▶ [Work to be completed]
Among the entries, which lines carry the string "UNNAMED"? Copy each of them.

▶ [Recorded information]
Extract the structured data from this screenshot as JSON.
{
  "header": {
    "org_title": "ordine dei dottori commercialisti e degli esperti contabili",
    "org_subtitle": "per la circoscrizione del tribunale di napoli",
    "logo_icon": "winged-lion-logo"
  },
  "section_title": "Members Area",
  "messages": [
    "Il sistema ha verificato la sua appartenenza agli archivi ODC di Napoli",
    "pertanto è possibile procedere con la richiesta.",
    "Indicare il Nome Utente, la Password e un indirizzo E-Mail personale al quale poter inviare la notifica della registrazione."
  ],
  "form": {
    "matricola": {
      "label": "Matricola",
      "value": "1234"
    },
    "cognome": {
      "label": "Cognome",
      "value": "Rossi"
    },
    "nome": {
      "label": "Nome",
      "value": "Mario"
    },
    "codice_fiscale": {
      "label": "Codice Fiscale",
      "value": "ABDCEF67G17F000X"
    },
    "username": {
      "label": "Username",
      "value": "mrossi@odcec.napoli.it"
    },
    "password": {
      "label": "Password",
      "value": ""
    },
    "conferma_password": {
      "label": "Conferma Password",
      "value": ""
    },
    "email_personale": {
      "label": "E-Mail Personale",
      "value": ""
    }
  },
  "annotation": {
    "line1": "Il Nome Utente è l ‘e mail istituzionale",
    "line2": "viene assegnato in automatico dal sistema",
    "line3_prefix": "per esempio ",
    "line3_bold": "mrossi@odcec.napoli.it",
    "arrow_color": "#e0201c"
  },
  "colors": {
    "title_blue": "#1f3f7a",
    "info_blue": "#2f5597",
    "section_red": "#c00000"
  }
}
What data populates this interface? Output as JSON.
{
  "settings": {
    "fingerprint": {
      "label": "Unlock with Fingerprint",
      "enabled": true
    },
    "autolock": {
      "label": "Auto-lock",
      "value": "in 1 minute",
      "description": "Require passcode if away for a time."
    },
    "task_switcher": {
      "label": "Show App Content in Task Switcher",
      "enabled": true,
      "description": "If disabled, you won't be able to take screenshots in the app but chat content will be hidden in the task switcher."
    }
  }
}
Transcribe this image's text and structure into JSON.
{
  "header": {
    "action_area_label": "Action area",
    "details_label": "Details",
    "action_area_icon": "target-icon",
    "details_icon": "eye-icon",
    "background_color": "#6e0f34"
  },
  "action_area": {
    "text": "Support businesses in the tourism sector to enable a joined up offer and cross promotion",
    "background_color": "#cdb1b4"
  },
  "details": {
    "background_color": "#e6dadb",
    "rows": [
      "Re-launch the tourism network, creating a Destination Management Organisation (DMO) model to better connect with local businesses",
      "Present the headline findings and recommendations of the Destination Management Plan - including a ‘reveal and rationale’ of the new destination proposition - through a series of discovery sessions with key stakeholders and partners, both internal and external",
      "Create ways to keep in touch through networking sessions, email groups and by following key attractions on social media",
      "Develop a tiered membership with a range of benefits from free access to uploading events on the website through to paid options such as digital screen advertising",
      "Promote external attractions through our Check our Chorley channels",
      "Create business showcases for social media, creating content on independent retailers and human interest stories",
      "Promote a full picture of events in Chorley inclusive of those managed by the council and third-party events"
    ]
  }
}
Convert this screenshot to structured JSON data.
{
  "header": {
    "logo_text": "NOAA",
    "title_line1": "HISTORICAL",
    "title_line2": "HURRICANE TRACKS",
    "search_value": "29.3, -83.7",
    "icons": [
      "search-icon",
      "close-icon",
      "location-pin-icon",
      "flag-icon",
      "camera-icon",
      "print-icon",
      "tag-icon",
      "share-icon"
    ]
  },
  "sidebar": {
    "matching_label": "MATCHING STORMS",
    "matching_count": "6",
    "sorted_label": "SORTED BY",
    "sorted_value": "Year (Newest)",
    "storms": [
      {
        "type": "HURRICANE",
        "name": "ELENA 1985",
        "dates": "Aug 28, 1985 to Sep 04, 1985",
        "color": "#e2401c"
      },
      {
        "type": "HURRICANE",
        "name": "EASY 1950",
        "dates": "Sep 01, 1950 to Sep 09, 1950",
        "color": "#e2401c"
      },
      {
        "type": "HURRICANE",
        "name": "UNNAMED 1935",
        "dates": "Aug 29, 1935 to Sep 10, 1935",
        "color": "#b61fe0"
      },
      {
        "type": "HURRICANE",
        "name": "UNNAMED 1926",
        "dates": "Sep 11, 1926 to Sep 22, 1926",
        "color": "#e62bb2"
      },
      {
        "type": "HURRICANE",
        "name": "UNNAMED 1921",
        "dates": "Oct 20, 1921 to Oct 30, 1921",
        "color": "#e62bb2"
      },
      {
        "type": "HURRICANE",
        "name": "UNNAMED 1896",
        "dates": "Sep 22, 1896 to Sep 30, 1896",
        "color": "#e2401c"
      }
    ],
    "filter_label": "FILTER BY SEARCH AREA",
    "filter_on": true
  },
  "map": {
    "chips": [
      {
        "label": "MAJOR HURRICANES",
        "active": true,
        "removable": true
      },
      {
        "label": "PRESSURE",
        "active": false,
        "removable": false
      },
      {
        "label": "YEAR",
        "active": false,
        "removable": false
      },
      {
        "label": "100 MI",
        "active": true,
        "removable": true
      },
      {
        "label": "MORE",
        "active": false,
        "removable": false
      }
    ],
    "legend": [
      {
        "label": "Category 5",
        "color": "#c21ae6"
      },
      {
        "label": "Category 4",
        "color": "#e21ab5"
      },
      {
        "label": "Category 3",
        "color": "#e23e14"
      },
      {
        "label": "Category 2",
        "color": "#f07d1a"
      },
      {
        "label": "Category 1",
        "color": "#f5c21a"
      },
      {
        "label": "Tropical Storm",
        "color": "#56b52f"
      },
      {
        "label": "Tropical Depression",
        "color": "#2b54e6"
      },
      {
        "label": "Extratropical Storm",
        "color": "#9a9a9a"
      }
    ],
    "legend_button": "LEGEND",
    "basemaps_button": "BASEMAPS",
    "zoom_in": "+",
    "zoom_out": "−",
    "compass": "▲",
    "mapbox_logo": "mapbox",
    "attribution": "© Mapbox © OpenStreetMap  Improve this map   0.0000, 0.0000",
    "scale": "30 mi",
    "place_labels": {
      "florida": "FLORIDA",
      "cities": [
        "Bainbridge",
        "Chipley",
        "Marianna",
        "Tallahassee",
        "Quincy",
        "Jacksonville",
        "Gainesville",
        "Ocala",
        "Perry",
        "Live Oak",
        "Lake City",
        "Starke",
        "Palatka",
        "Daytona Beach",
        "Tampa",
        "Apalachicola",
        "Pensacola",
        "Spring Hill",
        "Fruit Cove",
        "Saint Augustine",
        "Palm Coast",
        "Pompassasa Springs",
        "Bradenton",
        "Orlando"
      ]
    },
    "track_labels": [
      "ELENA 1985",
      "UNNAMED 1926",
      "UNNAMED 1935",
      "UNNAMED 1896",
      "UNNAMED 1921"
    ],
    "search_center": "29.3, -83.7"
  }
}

▶ [Answer area]
        "name": "UNNAMED 1935",
        "name": "UNNAMED 1926",
        "name": "UNNAMED 1921",
        "name": "UNNAMED 1896",
      "UNNAMED 1926",
      "UNNAMED 1935",
      "UNNAMED 1896",
      "UNNAMED 1921"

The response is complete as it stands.